_Task to complete:_
Pull every line that includes the word "leaf" from the data.

_Records shown:_
○ ○ ○ ○ ○ ○ ○
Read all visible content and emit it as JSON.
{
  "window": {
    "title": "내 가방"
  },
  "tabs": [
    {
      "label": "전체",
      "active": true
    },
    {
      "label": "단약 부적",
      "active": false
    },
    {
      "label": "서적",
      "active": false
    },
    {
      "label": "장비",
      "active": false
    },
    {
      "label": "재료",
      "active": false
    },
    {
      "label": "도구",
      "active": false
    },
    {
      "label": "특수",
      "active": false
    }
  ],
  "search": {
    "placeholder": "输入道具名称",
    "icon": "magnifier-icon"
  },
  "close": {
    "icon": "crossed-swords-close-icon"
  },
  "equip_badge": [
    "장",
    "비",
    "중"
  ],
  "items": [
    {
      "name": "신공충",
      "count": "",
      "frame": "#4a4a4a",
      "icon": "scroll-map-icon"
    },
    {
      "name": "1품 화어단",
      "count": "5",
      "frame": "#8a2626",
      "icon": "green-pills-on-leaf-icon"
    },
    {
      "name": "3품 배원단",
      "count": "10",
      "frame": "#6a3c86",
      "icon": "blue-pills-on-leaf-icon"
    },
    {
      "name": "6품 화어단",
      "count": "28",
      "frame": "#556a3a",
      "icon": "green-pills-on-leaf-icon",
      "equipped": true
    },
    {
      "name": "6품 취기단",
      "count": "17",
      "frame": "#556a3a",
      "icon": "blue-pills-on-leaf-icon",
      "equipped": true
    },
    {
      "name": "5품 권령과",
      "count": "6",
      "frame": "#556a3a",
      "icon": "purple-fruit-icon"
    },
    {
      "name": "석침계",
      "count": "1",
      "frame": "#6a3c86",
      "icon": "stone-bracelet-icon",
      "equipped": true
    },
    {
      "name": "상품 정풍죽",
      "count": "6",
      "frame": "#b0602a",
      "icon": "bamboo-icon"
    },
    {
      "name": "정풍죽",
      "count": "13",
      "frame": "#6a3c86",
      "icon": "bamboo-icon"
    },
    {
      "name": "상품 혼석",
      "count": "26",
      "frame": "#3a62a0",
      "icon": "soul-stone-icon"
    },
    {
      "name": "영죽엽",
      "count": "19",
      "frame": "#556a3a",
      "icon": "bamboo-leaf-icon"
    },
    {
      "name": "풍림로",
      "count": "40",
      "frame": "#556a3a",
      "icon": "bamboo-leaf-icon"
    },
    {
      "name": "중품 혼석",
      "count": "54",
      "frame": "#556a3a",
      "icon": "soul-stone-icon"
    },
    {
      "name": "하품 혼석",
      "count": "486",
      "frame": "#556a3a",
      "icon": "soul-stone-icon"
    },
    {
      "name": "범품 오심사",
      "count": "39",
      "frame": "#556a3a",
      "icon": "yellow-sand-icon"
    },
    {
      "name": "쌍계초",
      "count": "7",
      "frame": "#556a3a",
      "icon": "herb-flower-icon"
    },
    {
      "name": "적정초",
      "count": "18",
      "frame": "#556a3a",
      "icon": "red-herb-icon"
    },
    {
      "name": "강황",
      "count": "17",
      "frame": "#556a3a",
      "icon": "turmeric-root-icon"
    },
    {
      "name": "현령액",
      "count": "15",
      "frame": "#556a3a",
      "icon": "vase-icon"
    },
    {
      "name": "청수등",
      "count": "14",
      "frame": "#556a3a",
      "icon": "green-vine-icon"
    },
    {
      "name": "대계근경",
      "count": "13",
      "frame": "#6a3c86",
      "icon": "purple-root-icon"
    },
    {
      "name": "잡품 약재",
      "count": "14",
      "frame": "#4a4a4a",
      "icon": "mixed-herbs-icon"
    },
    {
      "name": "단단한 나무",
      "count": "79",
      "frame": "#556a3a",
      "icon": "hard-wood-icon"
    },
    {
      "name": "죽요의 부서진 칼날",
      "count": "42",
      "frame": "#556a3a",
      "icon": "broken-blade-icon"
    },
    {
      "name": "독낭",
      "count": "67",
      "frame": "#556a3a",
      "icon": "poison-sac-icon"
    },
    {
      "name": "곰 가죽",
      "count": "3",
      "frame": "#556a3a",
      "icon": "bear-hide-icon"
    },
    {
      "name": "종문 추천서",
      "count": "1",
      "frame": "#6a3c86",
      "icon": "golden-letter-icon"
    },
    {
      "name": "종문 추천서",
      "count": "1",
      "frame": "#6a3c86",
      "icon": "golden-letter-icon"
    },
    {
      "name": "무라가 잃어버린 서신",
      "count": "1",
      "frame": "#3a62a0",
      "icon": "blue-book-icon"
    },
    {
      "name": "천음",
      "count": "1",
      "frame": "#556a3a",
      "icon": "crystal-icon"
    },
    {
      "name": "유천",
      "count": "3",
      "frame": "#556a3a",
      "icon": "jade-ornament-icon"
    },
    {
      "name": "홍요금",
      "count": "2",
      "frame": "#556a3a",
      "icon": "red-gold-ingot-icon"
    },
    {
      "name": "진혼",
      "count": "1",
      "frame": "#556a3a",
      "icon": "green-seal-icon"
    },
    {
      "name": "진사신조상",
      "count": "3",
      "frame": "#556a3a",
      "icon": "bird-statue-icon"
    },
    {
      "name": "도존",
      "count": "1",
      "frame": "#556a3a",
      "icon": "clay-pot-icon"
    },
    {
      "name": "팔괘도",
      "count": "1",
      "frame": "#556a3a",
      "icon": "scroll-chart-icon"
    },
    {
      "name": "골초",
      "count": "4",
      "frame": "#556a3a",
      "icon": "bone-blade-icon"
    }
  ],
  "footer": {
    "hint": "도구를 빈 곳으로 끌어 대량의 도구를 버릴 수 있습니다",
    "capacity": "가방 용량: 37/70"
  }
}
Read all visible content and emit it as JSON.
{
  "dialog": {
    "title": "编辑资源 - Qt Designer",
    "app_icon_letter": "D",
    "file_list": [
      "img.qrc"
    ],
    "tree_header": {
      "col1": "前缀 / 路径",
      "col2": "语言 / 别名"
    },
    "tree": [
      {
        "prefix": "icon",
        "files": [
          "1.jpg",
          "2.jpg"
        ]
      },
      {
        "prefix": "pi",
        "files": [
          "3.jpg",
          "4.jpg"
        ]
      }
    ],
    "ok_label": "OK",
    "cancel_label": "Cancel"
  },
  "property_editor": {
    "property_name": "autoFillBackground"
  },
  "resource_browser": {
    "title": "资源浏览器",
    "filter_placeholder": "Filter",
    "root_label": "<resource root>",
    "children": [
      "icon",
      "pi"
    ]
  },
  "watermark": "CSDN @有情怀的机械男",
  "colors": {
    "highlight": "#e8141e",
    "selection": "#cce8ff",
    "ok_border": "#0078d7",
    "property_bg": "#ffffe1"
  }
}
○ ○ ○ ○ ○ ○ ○
_The completed task:_
      "icon": "green-pills-on-leaf-icon"
      "icon": "blue-pills-on-leaf-icon"
      "icon": "green-pills-on-leaf-icon",
      "icon": "blue-pills-on-leaf-icon",
      "icon": "bamboo-leaf-icon"
      "icon": "bamboo-leaf-icon"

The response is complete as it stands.